In 2019, 64-million Americans received a bit more than one trillion dollars in Social Security benefits, meaning nearly one-in-five Americans are on Social Security. Unfortunately, many people have some misconceptions about Social Security.
Here’s the basics of what you need to know about this important social program:
1. Social Security is an essential program
Studies have found that, for up to 40%, of Social Security recipients, Social Security is their only income, which is a truly scary figure. Without Social Security, millions of Americans would be living on the streets. Social Security lifts millions of Americans out of poverty, but, as we will learn, just barely.
Many consider Social Security benefits far from generous, and for some with limited work histories, they can be truly meagre. Some find it worth noting that in many other industrialized countries, government old-age benefits are not only greater, but that retirement ages are lower.
2. Social Security benefits may be less than you expect
In all, U.S. Social Security beneficiaries received slightly over one trillion dollars in 2019. However, this amounts to only $17,640 per year, or $1,470 per month. The formal poverty level for individuals in the contiguous U.S. is $12,760, so you can see the average SSI is nothing to write home about; recipients barely receive more than a poverty-level income. What’s more, the formal definition of poverty is widely acknowledged as grossly underestimated for those living in metro areas and coastal states. If you’re expecting to retire in comfort on SSI alone, you are in for a rude awakening.
3. Not all Social Security recipients are seniors
Social Security is not only a vital old-age pension, but it’s an essential insurance program for disabled workers and their dependents. In 2019, 9.9 million disabled workers and their dependents received Social Security—in their case, called Supplemental Social Security Income (SSI). That’s about 15% of Social Security recipients.

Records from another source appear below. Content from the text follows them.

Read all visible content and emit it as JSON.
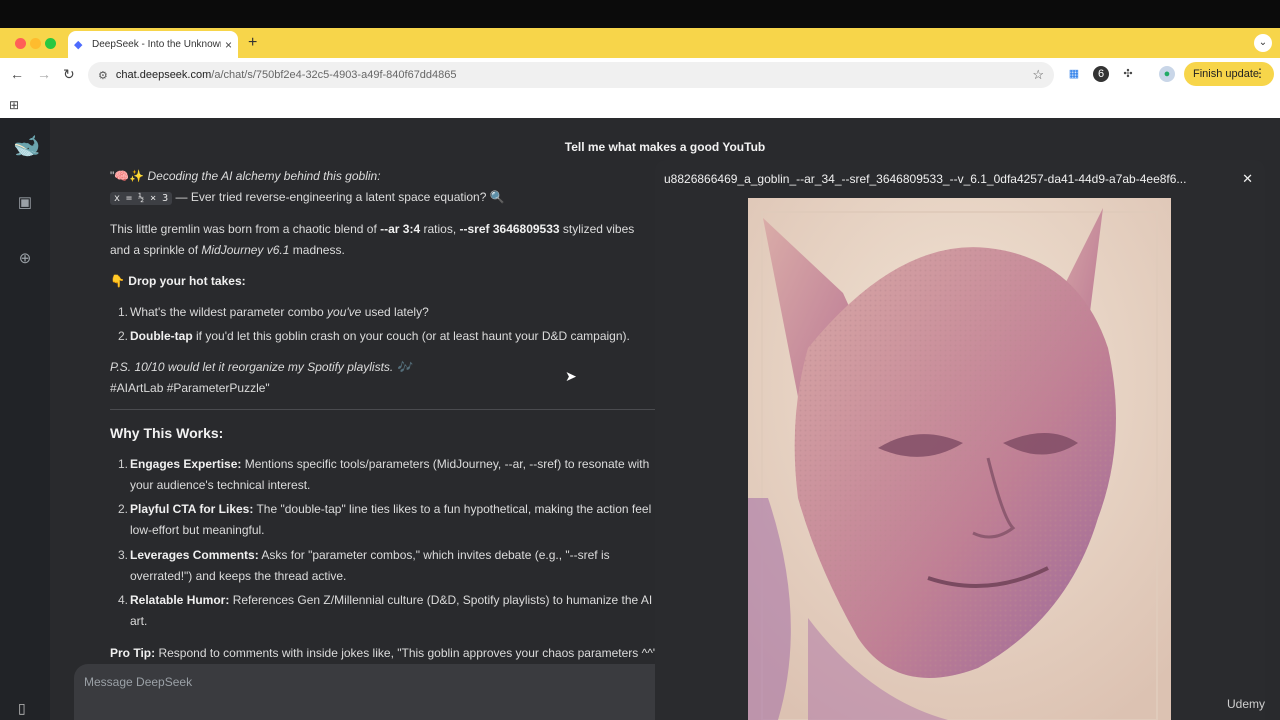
{
  "browser": {
    "tab_title": "DeepSeek - Into the Unknown",
    "url_host": "chat.deepseek.com",
    "url_path": "/a/chat/s/750bf2e4-32c5-4903-a49f-840f67dd4865",
    "finish_update_label": "Finish update",
    "ext_badge": "6"
  },
  "app": {
    "chat_title": "Tell me what makes a good YouTub",
    "composer_placeholder": "Message DeepSeek"
  },
  "message": {
    "intro_emoji": "\"🧠✨",
    "intro": "Decoding the AI alchemy behind this goblin:",
    "equation": "x = ½ × 3",
    "equation_follow": "— Ever tried reverse-engineering a latent space equation? 🔍",
    "p1_a": "This little gremlin was born from a chaotic blend of ",
    "p1_b": "--ar 3:4",
    "p1_c": " ratios, ",
    "p1_d": "--sref 3646809533",
    "p1_e": " stylized vibes",
    "p1_f": "and a sprinkle of ",
    "p1_g": "MidJourney v6.1",
    "p1_h": " madness.",
    "drop_heading": "👇 Drop your hot takes:",
    "q1_a": "What's the wildest parameter combo ",
    "q1_b": "you've",
    "q1_c": " used lately?",
    "q2_a": "Double-tap",
    "q2_b": " if you'd let this goblin crash on your couch (or at least haunt your D&D campaign).",
    "ps": "P.S. 10/10 would let it reorganize my Spotify playlists. 🎶",
    "tags": "#AIArtLab #ParameterPuzzle\"",
    "why_heading": "Why This Works:",
    "w1_a": "Engages Expertise:",
    "w1_b": " Mentions specific tools/parameters (MidJourney, --ar, --sref) to resonate with",
    "w1_c": "your audience's technical interest.",
    "w2_a": "Playful CTA for Likes:",
    "w2_b": " The \"double-tap\" line ties likes to a fun hypothetical, making the action feel",
    "w2_c": "low-effort but meaningful.",
    "w3_a": "Leverages Comments:",
    "w3_b": " Asks for \"parameter combos,\" which invites debate (e.g., \"--sref is",
    "w3_c": "overrated!\") and keeps the thread active.",
    "w4_a": "Relatable Humor:",
    "w4_b": " References Gen Z/Millennial culture (D&D, Spotify playlists) to humanize the AI",
    "w4_c": "art.",
    "tip_a": "Pro Tip:",
    "tip_b": " Respond to comments with inside jokes like, \"This goblin approves your chaos parameters ^^\""
  },
  "viewer": {
    "filename": "u8826866469_a_goblin_--ar_34_--sref_3646809533_--v_6.1_0dfa4257-da41-44d9-a7ab-4ee8f6..."
  },
  "watermark": "Udemy",
  "colors": {
    "accent": "#4d6bfe",
    "tabstrip": "#f7d54a",
    "app_bg": "#292a2d"
  }
}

4. An average benefit means numerous people must earn less than the average benefit
While the average recipient received $1,470 per month, many receive much less. Social security benefits will vary by a number of factors including work history.
During the time in my career where I served as a Senior Advisor, I spoke with seniors everyday who were beginning to develop personal care needs. I was stunned by the number of assetless widows and widowers with incomes under $1,000 who lived in admittedly shabby apartments who were forced to choose between eating or paying for prescriptions. It’s tragic in every sense of the word. These are people who are too aged to “pull themselves up by their bootstraps”, and it’s worth reminding readers “to pull yourself up by your bootstrap” formerly was an idiom that meant something impossible.
As these seniors’ aging progresses and they develop the need for care, be it in-home or at an assisted living community, they realized they were in a financially hopeless situation, and were forced to enroll in Medicaid, essentially depriving them of much of their independence and forcing them to live in a “semi-private” (shared) room in a potentially low-quality nursing home. (Like Social Security itself, some might say Medicaid itself is an essential but flawed safety net, as it does assure all American seniors who need care receive care—just not necessarily in the most desirable environments or highest quality form.)
5. Social Security can be a big help paying for senior care, but it’s rarely enough alone
All is not doom and gloom. While we noted up to 40% of seniors relied on Social Security alone, it’s worth noting that figure was disputed by peer reviewers who suggested the actual figure could be as low as 19%. Even if 19% of seniors live on Social Security income alone, that is far too many, but the point is that the fortunate majority of seniors have incomes that extend beyond Social Security.
According to long-term care insurance provider Genworth, the median monthly cost of assisted living in the United States is $4,051. In the Syracuse, NY area it’s $4,033 per month and in expensive regions like Seattle it’s $6,500 per month. (Note that “assisted living” includes personal care, and involves more amenities and the potential for care than a “retirement community”, which is for more independent seniors.)
While most seniors have income streams and assets that mean they don’t merely rely on Social Security, it’s important to acknowledge a Social Security benefit will go less than halfway towards paying for assisted living. It’s for this reason other income like pensions, home-sale proceeds, savings, and family contributions are required to fully pay for assisted living. And as we discussed about averages before, medians are similar in the same way in that half of assisted living communities will cost more than the median cost cited above. Communities that offer more luxury, amenities, or desirable locations will naturally cost more than the median cost for an area. Furthermore, a resident’s care needs also often drive the total price, so a simple median or average price can be misleading.
All said, those who need senior care will be grateful for the contribution their Social Security can make, but they must acknowledge it can only be a piece of a sometimes complex financial jigsaw puzzle that can require families to make sacrifices and difficult decisions.
6. The earlier you’ve read this, the better
If you’re not already retired, you can do your best to prevent the challenges we discussed by maximizing your savings and making wise financial decisions. It’s never too late to start a wiser financial path, and, while you may feel hopelessly behind, every journey begins with a footstep.
So, know the facts, ask questions, and don’t be afraid to talk about Social Security and aging finance.